The video discusses the concept of free will through the eyes of two prominent figures: St. Thomas Aquinas and Martin Luther. Aquinas believed that free will allowed individuals to choose and make decisions, while Luther claimed that humans were slaves to sin and subject to the sovereignty of God. The speakers explore the philosophical and theological differences between the two thinkers and the relationship between individuals and the creator. The video also delves into the debate on free will, the limitations of human freedom, and the concept of spiritual death. Additionally, it touches on Luther's criticism of the Scholastic tradition and how the decline of this tradition prevented him from fulfilling his biblical pursuits. Ultimately, the video provides insight into different philosophical and religious understandings of free will in the context of these two influential figures.
The YouTube video "El Libre Albedrio en Santo Tomas de Aquino y en Lutero" explores the concept of free will in the works of Saint Thomas Aquinas and Martin Luther. The speakers examine how the two philosophers differ in their beliefs on human autonomy and morality with Aquinas contending that individuals can choose sin and go against God while Luther believes that human salvation goes beyond natural capacity. The video also delves into the conflict between the secular and spiritual in life and the problematic notion of voluntarism where projections of man's abstract and concrete selves define rational and sentimental gods. Additionally, the video dissects the ideas of rationality's relationship with reality, the doctrine of double truth, the need for a comprehensive view of Protestantism in philosophy, and the importance of testing the systematicity of one's theology by introducing different beliefs.
The video discusses various aspects of the differences between Catholicism and Protestantism. The lack of a "vertebral column" in Protestantism is discussed, leading to compartmentalization between secular and sacred aspects of life, resulting in difficulty reconciling them. The limitation of just appealing to scripture when attempting to persuade non-believers is pointed out, while the lack of philosophical grounding in Protestantism often results in borrowing Catholic ideas. The failure of Protestantism to create a philosophical system is also criticized, while the doctrine of penal substitution is explored.

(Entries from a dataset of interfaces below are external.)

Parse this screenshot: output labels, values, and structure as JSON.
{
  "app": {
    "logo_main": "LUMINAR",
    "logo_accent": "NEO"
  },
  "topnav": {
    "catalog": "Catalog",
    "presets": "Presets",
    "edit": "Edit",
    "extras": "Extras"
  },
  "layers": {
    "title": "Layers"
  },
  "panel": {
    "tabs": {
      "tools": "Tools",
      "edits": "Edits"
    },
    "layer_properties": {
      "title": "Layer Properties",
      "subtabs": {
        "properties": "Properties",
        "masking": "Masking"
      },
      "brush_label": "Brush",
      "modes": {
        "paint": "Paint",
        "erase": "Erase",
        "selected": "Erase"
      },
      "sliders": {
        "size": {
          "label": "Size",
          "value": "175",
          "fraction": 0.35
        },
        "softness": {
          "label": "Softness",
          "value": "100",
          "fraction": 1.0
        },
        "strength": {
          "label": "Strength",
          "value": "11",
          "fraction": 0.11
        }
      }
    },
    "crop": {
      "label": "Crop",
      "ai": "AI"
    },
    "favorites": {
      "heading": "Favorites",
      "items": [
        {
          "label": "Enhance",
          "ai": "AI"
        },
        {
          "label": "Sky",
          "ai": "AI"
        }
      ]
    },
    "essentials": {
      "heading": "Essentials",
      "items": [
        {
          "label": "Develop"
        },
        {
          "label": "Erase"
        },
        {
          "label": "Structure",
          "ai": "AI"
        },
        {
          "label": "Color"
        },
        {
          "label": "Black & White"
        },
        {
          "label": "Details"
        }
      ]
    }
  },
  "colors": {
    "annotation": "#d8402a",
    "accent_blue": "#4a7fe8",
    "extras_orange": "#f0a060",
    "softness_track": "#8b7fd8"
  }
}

Overall, the video encourages respectful and reasoned debate and warns against sweeping and inaccurate claims about theological teachings.